Disallow Extending of Native Objects (no-extend-native)

In JavaScript, you can extend any object, including builtin or “native” objects.
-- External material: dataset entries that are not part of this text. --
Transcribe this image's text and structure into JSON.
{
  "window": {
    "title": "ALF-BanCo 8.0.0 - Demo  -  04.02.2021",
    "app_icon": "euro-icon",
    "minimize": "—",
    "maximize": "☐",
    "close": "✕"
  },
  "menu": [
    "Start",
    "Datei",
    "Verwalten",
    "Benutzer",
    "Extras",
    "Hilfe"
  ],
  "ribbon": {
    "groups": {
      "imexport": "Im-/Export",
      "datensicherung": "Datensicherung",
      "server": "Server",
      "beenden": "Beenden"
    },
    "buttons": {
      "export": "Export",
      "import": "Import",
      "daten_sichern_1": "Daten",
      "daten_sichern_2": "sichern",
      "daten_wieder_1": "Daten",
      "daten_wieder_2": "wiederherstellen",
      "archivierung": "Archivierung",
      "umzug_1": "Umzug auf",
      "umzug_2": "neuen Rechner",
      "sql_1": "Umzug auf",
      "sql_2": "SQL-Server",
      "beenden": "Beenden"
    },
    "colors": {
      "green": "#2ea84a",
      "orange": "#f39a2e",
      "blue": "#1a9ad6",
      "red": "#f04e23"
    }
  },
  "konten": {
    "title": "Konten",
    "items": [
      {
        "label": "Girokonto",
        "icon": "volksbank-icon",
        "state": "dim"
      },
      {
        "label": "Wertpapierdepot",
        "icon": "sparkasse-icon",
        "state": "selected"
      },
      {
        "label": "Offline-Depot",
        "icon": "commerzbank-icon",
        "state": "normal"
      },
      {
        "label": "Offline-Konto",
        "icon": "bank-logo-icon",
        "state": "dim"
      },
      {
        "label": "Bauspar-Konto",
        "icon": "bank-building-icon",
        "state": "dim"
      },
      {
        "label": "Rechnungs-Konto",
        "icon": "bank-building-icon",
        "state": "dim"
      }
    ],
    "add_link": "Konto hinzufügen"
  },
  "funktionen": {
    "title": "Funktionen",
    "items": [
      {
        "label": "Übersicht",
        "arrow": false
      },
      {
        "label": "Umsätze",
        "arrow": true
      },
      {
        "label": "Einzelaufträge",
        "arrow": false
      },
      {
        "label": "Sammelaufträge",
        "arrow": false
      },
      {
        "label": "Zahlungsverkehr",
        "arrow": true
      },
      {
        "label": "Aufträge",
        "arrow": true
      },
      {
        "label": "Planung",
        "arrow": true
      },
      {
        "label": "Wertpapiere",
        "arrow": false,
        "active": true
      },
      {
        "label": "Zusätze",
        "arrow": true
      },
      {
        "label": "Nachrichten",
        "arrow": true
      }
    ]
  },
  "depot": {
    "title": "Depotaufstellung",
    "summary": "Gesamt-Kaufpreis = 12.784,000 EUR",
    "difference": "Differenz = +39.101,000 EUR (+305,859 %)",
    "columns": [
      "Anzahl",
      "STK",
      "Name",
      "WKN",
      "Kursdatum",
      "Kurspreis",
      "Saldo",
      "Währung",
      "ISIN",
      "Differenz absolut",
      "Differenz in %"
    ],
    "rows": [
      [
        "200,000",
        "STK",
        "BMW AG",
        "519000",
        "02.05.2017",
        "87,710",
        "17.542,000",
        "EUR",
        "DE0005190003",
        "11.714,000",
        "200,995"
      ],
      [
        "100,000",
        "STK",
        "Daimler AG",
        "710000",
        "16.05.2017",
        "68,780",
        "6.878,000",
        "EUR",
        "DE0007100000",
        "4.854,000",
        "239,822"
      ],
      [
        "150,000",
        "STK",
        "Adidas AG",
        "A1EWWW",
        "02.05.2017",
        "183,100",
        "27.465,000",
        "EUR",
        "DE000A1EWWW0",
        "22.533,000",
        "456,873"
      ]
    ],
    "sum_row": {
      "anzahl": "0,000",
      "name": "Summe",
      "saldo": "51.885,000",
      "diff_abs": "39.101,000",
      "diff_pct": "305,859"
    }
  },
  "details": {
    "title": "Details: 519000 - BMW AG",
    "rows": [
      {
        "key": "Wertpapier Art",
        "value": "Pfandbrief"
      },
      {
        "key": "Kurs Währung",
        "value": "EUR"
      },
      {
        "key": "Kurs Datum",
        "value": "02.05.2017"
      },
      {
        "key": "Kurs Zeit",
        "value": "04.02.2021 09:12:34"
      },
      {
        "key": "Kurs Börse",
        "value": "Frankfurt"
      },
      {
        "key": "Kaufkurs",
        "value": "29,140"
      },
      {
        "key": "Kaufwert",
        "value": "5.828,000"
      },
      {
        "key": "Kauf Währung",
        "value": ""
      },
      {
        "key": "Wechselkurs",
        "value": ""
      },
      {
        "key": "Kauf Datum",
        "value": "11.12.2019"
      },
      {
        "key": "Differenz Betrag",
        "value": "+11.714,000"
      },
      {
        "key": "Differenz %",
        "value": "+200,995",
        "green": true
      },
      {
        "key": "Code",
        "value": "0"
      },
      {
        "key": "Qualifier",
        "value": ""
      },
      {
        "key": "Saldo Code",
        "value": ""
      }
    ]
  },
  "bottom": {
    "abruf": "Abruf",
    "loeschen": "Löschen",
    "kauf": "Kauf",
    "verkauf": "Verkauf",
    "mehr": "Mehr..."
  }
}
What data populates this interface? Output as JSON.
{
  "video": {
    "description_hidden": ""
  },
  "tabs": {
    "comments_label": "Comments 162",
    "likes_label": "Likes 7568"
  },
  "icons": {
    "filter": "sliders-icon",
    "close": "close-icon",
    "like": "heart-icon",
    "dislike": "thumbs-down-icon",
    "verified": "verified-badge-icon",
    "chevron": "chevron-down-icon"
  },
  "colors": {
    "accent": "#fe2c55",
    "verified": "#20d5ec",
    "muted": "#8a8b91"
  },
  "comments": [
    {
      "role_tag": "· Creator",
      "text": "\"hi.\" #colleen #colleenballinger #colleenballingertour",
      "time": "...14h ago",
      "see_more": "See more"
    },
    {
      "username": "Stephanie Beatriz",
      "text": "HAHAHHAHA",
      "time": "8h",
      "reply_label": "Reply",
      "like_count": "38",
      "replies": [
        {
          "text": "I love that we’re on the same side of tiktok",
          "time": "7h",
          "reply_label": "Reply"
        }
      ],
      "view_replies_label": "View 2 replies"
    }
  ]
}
Sometimes people change the behavior of these native objects in ways that break the assumptions made about them in other parts of the code.

For example here we are overriding a builtin method that will then affect all Objects, even other builtins.

// seems harmless
Object.prototype.extra = 55;

// loop through some userIds
var users = {
    "123": "Stan",
    "456": "David"

// not what you'd expect
for (var id in users) {
    console.log(id); // "123", "456", "extra"

A common suggestion to avoid this problem would be to wrap the inside of the for loop with users.hasOwnProperty(id). However, if this rule is strictly enforced throughout your codebase you won’t need to take that step.

Rule Details

Disallows directly modifying the prototype of builtin objects.

Examples of incorrect code for this rule:

/*eslint no-extend-native: "error"*/

Object.prototype.a = "a";
Object.defineProperty(Array.prototype, "times", { value: 999 });


This rule accepts an exceptions option, which can be used to specify a list of builtins for which extensions will be allowed.


Examples of correct code for the sample { "exceptions": ["Object"] } option:

/*eslint no-extend-native: ["error", { "exceptions": ["Object"] }]*/

Object.prototype.a = "a";

Known Limitations

This rule does not report any of the following less obvious approaches to modify the prototype of builtin objects:

var x = Object;
x.prototype.thing = a;

eval("Array.prototype.forEach = 'muhahaha'");

with(Array) {
    prototype.thing = 'thing';

window.Function.prototype.bind = 'tight';

When Not To Use It

You may want to disable this rule when working with polyfills that try to patch older versions of JavaScript with the latest spec, such as those that might Function.prototype.bind or Array.prototype.forEach in a future-friendly way.


This rule was introduced in ESLint 0.1.4.